Phillip has preached the gospel in Samaria and lives have been changed. Saul has been converted and begins preaching and teaching. Eventually, Paul will take the gospel to the ends of the earth.
As a devout Jew, there were strict dietary rules that rendered one clean or unclean.
The vision is less about food and more about things dwelling together otherwise not allowed. God is calling the apostle Peter to share the gospel with the Gentiles.
Ben Campbell Johnson poses a question related to call: “How do I know the call comes from God and not my unconscious longings or fears or even cultural influences on my perceptions and decision-making? This question leads us straight to the issue of discernment. In this instance, Discernment is the process of determining what is God's call to us and what is not.”
Cornelius and the call of God
It is Cornelius and his call as a layperson that helps Peter responds immediately to the vision to go and share the gospel with the Gentiles. Cornelius was a man in Caesarea, a centurion, described in Acts 10: 1-2, as a gentile God-worshipper. Cornelius and his entire household worshipped God. As God gave a vision to Cornelius, he responded immediately and sent three men to Joppa to locate Peter.
An important point in the revelation of the text (Acts 10:7-23) as Cornelius responds and sends the three men: God is working in Peter’s life to receive a new call. Peter responds to the three men and leaves the next day for Caesarea.
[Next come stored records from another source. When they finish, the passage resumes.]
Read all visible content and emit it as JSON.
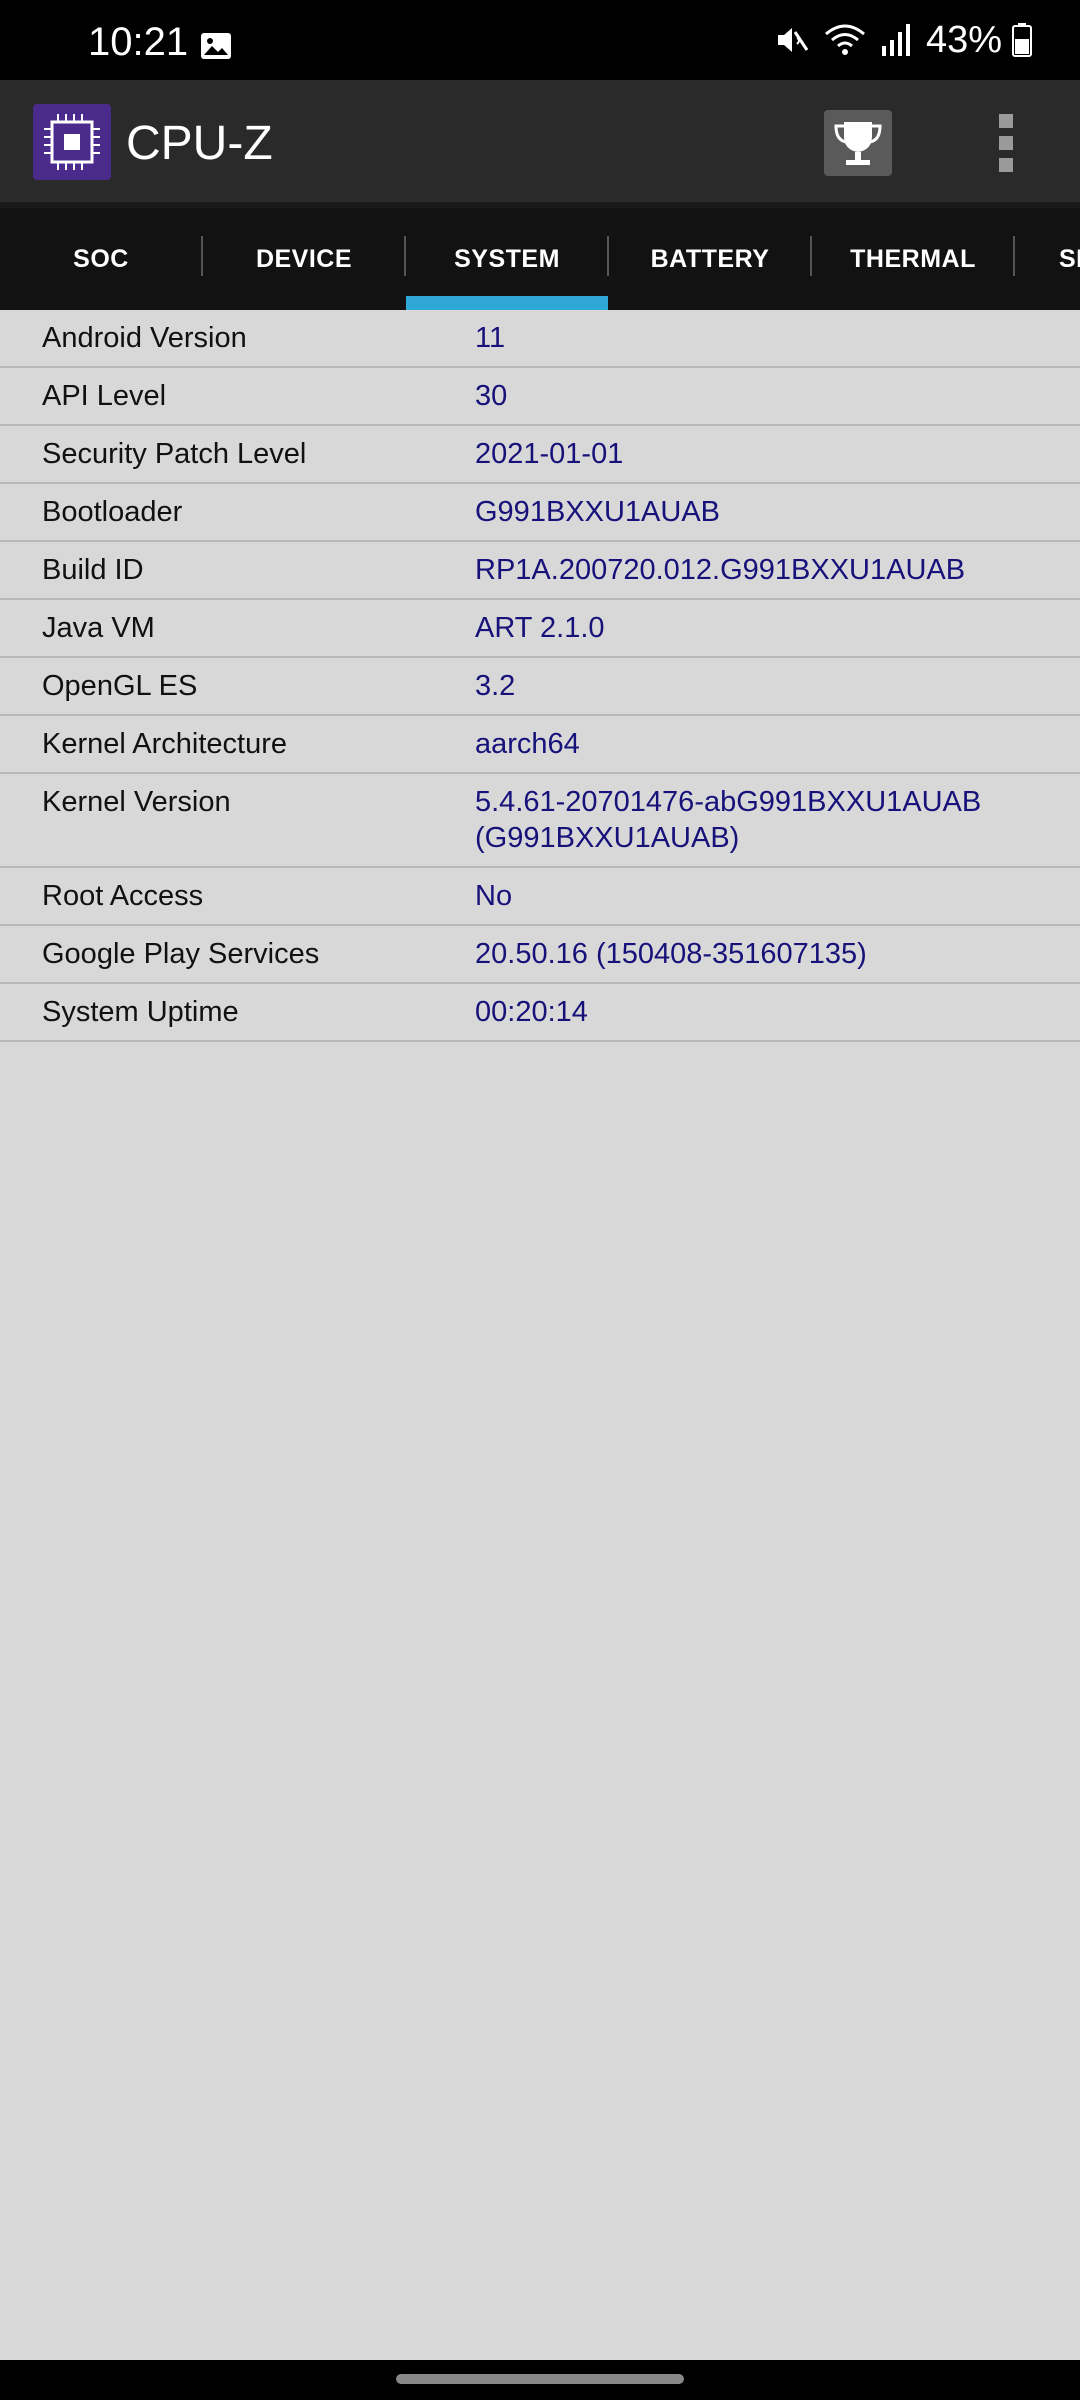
{
  "status_bar": {
    "time": "10:21",
    "battery_percent": "43%",
    "icons": [
      "gallery-icon",
      "mute-icon",
      "wifi-icon",
      "signal-icon",
      "battery-icon"
    ]
  },
  "app_bar": {
    "title": "CPU-Z",
    "logo_icon": "cpu-chip-icon",
    "actions": [
      "trophy-icon",
      "more-vert-icon"
    ]
  },
  "tabs": [
    {
      "label": "SOC"
    },
    {
      "label": "DEVICE"
    },
    {
      "label": "SYSTEM",
      "selected": true
    },
    {
      "label": "BATTERY"
    },
    {
      "label": "THERMAL"
    },
    {
      "label": "SE"
    }
  ],
  "rows": [
    {
      "label": "Android Version",
      "value": "11"
    },
    {
      "label": "API Level",
      "value": "30"
    },
    {
      "label": "Security Patch Level",
      "value": "2021-01-01"
    },
    {
      "label": "Bootloader",
      "value": "G991BXXU1AUAB"
    },
    {
      "label": "Build ID",
      "value": "RP1A.200720.012.G991BXXU1AUAB"
    },
    {
      "label": "Java VM",
      "value": "ART 2.1.0"
    },
    {
      "label": "OpenGL ES",
      "value": "3.2"
    },
    {
      "label": "Kernel Architecture",
      "value": "aarch64"
    },
    {
      "label": "Kernel Version",
      "value": "5.4.61-20701476-abG991BXXU1AUAB\n(G991BXXU1AUAB)"
    },
    {
      "label": "Root Access",
      "value": "No"
    },
    {
      "label": "Google Play Services",
      "value": "20.50.16 (150408-351607135)"
    },
    {
      "label": "System Uptime",
      "value": "00:20:14"
    }
  ],
  "colors": {
    "tab_indicator": "#2fa8d8",
    "value_text": "#17127a",
    "background": "#d8d8d8",
    "logo_bg": "#4a2b8c"
  }
}
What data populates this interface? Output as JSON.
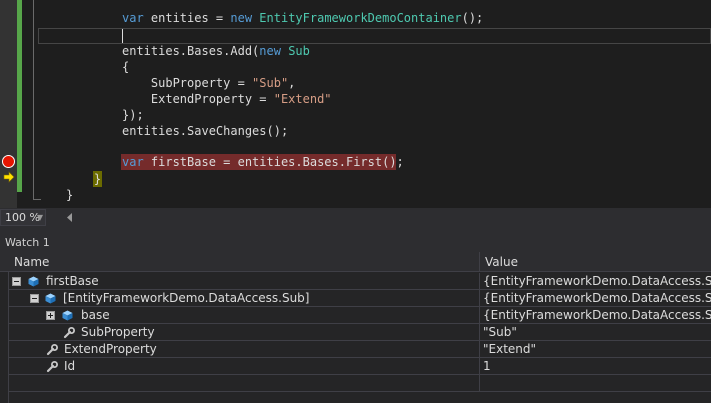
{
  "editor": {
    "lines": {
      "l1_var": "var ",
      "l1_name": "entities = ",
      "l1_new": "new ",
      "l1_type": "EntityFrameworkDemoContainer",
      "l1_end": "();",
      "l3_start": "entities.Bases.Add(",
      "l3_new": "new ",
      "l3_type": "Sub",
      "l4": "{",
      "l5_start": "    SubProperty = ",
      "l5_str": "\"Sub\"",
      "l5_end": ",",
      "l6_start": "    ExtendProperty = ",
      "l6_str": "\"Extend\"",
      "l7": "});",
      "l8": "entities.SaveChanges();",
      "l10_var": "var ",
      "l10_rest": "firstBase = entities.Bases.First();",
      "l11": "}",
      "l12": "}"
    },
    "colors": {
      "keyword": "#569cd6",
      "type": "#4ec9b0",
      "string": "#d69d85",
      "breakpoint": "#e51400",
      "breakpoint_highlight": "#752b2b"
    }
  },
  "zoom": {
    "level": "100 %",
    "dropdown_icon": "chevron-down-icon"
  },
  "watch": {
    "title": "Watch 1",
    "columns": {
      "name": "Name",
      "value": "Value"
    },
    "rows": [
      {
        "name": "firstBase",
        "value": "{EntityFrameworkDemo.DataAccess.Sub}",
        "icon": "object-icon",
        "expander": "expanded"
      },
      {
        "name": "[EntityFrameworkDemo.DataAccess.Sub]",
        "value": "{EntityFrameworkDemo.DataAccess.Sub}",
        "icon": "object-icon",
        "expander": "expanded"
      },
      {
        "name": "base",
        "value": "{EntityFrameworkDemo.DataAccess.Sub}",
        "icon": "object-icon",
        "expander": "collapsed"
      },
      {
        "name": "SubProperty",
        "value": "\"Sub\"",
        "icon": "property-icon"
      },
      {
        "name": "ExtendProperty",
        "value": "\"Extend\"",
        "icon": "property-icon"
      },
      {
        "name": "Id",
        "value": "1",
        "icon": "property-icon"
      }
    ]
  }
}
In the midst of the call of God to both clergy and laity, the gospel is shared with the Gentiles in Caesarea.
Peter takes a risk
“Then Peter began to speak: ‘I now realize how true it is that God does not show favoritism but accepts from every nation the one who fears him and does what is right.’” Acts 10:34
Peter is growing in his faith and discipleship. The call of God on his life was continuous and caused him to discern the vision, respond to God’s call, and reinterpret his understanding of who is acceptable to God. Equally as important, Cornelius was seeking God and in his seeking responding to God’s call on his life. However, the call was to both clergy and laity to work together to bring about God’s plan for the Gentiles.
Peter took a risk in his response and went beyond the traditional boundaries of the church.
God is still calling the Church today
The call of God continues in the lives of clergy and laity today. All of us are called to serve the Kingdom of God. How might you respond to the call of God on your life today? In what ways can you walk together clergy and laity in your local church to reach out to those beyond the walls of the church?
May we continue to be open to God’s call and risk responding so that the kingdom of God can grow in our lives and the lives of others.
Rev. Denise Walton serves as the Assistant to the Bishop for Connectional Ministries. Contact her at email@example.com.